WORK TASK =>
Each line below with the string "icon" should be copied.

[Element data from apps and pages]
=== Section Start ===
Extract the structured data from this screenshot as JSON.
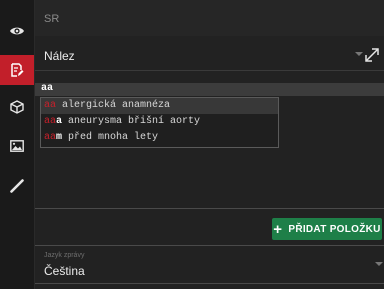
{
  "sidebar": {
    "tools": [
      {
        "icon": "eye-icon",
        "active": false
      },
      {
        "icon": "report-edit-icon",
        "active": true
      },
      {
        "icon": "cube-icon",
        "active": false
      },
      {
        "icon": "image-icon",
        "active": false
      },
      {
        "icon": "measure-icon",
        "active": false
      }
    ],
    "active_color": "#c21f2a"
  },
  "header": {
    "title": "SR"
  },
  "field": {
    "label": "Nález"
  },
  "input": {
    "value": "aa"
  },
  "suggestions": [
    {
      "match": "aa",
      "rest": " alergická anamnéza",
      "highlighted": true
    },
    {
      "match": "aa",
      "bold": "a",
      "rest": " aneurysma břišní aorty",
      "highlighted": false
    },
    {
      "match": "aa",
      "bold": "m",
      "rest": " před mnoha lety",
      "highlighted": false
    }
  ],
  "actions": {
    "add_label": "PŘIDAT POLOŽKU",
    "add_color": "#1e7f48"
  },
  "language": {
    "label": "Jazyk zprávy",
    "value": "Čeština"
  }
}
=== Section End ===
RESULT OF THIS TASK =>
        "icon": "eye-icon",
        "icon": "report-edit-icon",
        "icon": "cube-icon",
        "icon": "image-icon",
        "icon": "measure-icon",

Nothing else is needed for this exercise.